Raw restaurants serve more than rabbit food. Planet Raw in Santa Monica offers dishes that might otherwise sound fit for a T.G.I.Friday's. Scour the menu and you'll find raw versions of jalapeño poppers, a bacon Western double burger and macho nachos most based on various nutmeats.
Food politics can get kind of thick around here. A natural-foods market called Rawesome has been raided twice for allegedly selling raw dairy products that hadn't met health standards, including unpasteurized goat milk, yogurts and other goods.
If you don't mind your food cooked, you'll find plenty of options while cruising through west L.A. Drop into the Tasting Kitchen, in Venice's trendy Abbot Kinney Boulevard shopping district, and you might just get the best brunch of your life.
The frittata with squash blossom and roasted tomato looks like eggy sunshine on a plate and tastes just as dreamy. Or you can kick back with a "morning bracer" cocktail (gin, maraschino, moscato) and soak in the surroundings. The decor is all rich woods and exposed brick, with a couple of trees that cut through the dining room's ground floor.
No wonder the Tasting Kitchen made the cut for GQ magazine's list of "the best new restaurants in America," and that chef Casey Lane was nominated for a James Beard Award.
Back along Abbot Kinney Boulevard, which is something like Venice's version of Melrose Avenue with its boutiques and parades of the beautiful people, you'll notice something pretty quickly. Darned near everyone around here owns a dog. Some of the businesses, such as a bar called the Otheroom are pet-friendly.
But maybe Fido's temperament seems a bit off, or he acts wary around the numerous other dogs. Maybe the new moon in the fourth house is just messing with your dog's astrological juju. Better pop into the Modern Dog boutique on Abbot Kinney Boulevard and consult its literature, including a book on dog astrology. Or you can just pamper your pooch with a range of organic treats or a microsuede reversible dog bed for $134.

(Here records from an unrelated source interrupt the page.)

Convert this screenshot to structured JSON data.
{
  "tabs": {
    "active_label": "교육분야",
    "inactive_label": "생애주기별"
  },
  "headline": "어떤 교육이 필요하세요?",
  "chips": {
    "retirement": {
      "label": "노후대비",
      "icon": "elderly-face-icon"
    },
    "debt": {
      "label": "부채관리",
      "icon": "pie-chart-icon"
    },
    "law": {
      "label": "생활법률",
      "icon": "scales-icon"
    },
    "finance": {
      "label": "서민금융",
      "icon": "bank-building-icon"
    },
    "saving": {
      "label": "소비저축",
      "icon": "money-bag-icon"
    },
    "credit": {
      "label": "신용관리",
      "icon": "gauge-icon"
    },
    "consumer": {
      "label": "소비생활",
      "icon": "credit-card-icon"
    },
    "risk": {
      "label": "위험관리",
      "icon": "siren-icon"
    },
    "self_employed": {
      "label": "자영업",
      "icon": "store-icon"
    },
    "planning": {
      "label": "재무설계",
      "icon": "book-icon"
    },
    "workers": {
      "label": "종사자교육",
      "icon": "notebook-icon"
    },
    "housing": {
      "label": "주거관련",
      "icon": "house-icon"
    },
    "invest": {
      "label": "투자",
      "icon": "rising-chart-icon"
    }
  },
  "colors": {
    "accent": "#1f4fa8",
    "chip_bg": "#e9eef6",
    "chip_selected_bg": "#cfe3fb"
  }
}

Nearby Venice Beach feels like the quintessential California. Processions of surfer dudes and dudettes make their way to and from the ocean, skateboarders slash around a beachfront skate park, folks practice roller-disco moves.
Hungry for dinner after a day of beach bumming and shopping? Santa Monica's farm-to-table Italian restaurant Locanda del Lago dedicates a section of the cocktail list to ingredients from the Santa Monica farmers market with organic liquors.
Locanda del Lago also is part of a "meatless Monday" movement an effort by restaurants to reduce their carbon footprint. A report from the Environmental Working Group, a nonprofit research and advocacy organization, says that if every American went meatless and cheeseless every Monday, it would be the equivalent of taking 7.6 million cars off the road.
West Hooker-Poletti, the owner of Locanda del Lago, learned about the "meatless Monday" concept from long-time customer and Hollywood director James Cameron.
"It's about educating people that if they break away from the traditional American diet and not have meat for one day, it can have a beneficial impact on the planet," said Hooker- Poletti. "We were one of the first to embrace it."
If being that socially conscious wining and dining makes you tired, West L.A. offers plenty of lodging, from stately beachside hotels to funky motels where groups of friends can crash on a budget.
If you want those concepts of sustainability and eco-friendly living to apply to your lodging, check the Shore Hotel in Santa Monica. It combines luxury with a Gold LEED rating for its green practices, including woods from sustainable forests, energy-efficient systems and an abundance of recycled materials used in the building's construction. Water consumption is reduced through a low-flow system which makes the hotel's amazing glass shower with a rainfall showerhead even better.
Now, that's how you get clean in California.